The Raptors are fun … but still losing

The Raptors are new and exciting, but we're still waiting for the other shoe to drop.

New TVs have terrible speakers. I spent a long time watching movies on a new, tinny-sounding television, not caring about the sound quality. Then I bought a cheap sound bar and marveled at the depth and range of the audio... for approximately the length of time it took to watch one movie. By the end, the new and great had become old hat once more. All this to say, it doesn't take long for what’s new to become old once more. 

The Toronto Raptors might be in that boat once again. Immediately after making the trade for Immanuel Quickley and RJ Barrett, the Raptors were more fun than a trampoline. Then, very quickly, they were good. They won their first two games after the trade. Now Toronto is, once again, not particularly good. They are now 3-5 since the trade with, yes, solutions to old problems -- but also plenty of new problems, too

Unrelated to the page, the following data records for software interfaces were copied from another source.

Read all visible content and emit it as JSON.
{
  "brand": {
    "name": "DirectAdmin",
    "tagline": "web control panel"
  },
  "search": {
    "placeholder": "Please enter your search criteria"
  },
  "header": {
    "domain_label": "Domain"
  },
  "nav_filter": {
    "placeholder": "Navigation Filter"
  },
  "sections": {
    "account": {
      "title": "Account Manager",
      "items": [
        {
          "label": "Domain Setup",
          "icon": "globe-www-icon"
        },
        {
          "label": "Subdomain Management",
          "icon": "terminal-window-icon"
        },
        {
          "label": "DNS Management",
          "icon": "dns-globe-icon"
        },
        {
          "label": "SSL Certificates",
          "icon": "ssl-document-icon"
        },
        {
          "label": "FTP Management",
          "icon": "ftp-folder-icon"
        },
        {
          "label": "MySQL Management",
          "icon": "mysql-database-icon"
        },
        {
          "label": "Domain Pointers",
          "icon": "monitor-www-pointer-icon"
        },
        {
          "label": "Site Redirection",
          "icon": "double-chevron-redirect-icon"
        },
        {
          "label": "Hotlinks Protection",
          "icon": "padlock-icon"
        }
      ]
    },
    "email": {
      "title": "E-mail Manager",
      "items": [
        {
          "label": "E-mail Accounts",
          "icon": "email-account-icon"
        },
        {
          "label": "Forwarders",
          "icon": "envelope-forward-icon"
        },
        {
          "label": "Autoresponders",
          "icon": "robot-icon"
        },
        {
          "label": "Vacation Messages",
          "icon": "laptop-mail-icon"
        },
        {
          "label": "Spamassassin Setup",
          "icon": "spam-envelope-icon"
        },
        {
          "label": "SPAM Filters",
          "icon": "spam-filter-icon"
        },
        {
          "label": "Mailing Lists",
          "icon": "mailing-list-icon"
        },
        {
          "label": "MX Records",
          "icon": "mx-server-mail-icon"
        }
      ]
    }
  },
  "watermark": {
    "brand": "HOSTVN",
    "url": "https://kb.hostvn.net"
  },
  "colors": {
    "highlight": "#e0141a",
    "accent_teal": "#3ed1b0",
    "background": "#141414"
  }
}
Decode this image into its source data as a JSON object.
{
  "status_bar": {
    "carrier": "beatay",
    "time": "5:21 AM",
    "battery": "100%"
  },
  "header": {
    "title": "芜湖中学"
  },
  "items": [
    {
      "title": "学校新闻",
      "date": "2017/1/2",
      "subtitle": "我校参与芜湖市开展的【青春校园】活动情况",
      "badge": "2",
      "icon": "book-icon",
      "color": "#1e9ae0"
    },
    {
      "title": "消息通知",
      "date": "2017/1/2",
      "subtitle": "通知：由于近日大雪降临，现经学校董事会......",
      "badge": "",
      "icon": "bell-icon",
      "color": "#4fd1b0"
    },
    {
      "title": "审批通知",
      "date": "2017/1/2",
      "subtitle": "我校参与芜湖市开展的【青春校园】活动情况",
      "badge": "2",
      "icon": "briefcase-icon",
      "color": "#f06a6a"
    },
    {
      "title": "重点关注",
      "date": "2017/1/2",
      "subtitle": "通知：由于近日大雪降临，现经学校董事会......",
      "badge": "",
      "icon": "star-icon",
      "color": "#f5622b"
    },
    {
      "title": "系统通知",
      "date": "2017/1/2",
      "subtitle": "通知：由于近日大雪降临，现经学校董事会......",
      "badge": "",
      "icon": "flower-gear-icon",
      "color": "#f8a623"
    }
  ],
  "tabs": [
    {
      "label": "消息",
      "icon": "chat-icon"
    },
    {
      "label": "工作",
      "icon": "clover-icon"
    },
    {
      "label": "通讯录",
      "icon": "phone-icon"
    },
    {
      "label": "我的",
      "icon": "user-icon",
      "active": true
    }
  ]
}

And the Raptors actually played quite a solid game against the Boston Celtics. 

Thad Young is not the most mobile defender, but he found his way into the game. He drew charges as the tagger by getting to his spot exceptionally early. He tipped away entry passes and dribbles for steals.

Darko Rajakovic also found impressive ways to improve Toronto’s defense. Defensive rebounding has been a huge problem in recent games without Jakob Poeltl (and playing lots of zone to protect undersized centers), and it has been made worse with Scottie Barnes having to guard smaller players and finding himself out of defensive rebounding position. Rajakovic addressed it pregame, and the switch was to match Barnes with Jayson Tatum rather than a guard, keeping him closer to the rim. 

He finished with nine rebounds in the first half -- more than he had in any single game since the trade. And in the second half, Toronto conceded the switch far less easily, with Barnes fighting through screens to stay with Tatum rather than picking up opposing smalls. Instead it was RJ Barrett often switching onto bigs, banging with Kristaps Porzingis and Al Horford for Toronto. Toronto finished with 52 rebounds, its most since before the trade. It held Boston to just five offensive rebounds.